>>>>
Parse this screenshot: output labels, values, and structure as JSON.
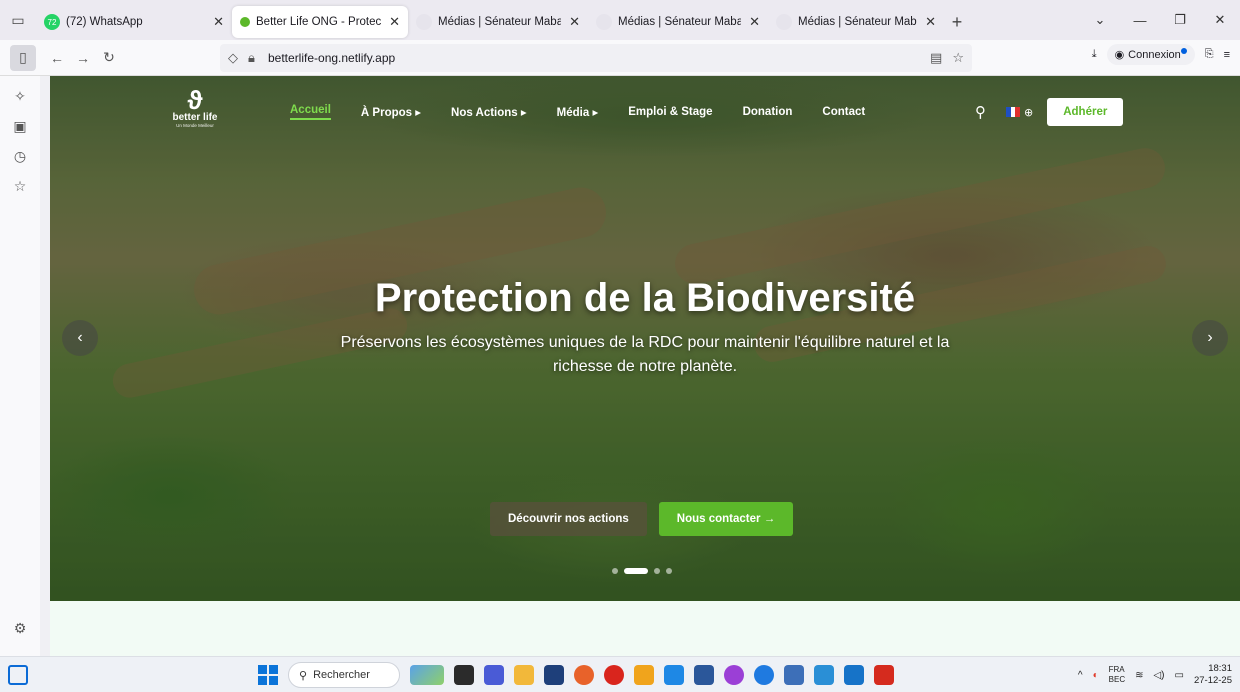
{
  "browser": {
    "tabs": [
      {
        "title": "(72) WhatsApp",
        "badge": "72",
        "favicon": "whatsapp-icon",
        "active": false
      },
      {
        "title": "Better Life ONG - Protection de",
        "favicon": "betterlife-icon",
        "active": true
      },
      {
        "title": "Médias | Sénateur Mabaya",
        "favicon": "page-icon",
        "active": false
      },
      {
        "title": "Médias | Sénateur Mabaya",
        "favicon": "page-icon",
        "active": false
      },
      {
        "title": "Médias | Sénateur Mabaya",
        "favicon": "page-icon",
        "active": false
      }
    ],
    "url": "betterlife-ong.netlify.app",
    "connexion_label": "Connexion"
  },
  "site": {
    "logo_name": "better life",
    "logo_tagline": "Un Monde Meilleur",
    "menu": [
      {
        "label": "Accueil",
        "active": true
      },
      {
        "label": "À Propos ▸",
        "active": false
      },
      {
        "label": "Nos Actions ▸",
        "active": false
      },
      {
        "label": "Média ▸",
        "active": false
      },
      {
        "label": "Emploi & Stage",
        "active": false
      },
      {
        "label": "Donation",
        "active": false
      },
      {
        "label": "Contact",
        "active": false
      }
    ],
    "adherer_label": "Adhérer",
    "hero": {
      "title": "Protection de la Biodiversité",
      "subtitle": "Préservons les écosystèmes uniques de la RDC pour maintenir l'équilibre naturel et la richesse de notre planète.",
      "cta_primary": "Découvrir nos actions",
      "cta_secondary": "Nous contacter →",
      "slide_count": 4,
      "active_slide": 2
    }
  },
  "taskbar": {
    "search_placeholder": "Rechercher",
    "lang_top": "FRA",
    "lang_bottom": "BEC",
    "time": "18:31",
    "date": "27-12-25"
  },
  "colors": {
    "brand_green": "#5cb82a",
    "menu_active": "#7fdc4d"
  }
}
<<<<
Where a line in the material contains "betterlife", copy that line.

        "favicon": "betterlife-icon",
    "url": "betterlife-ong.netlify.app",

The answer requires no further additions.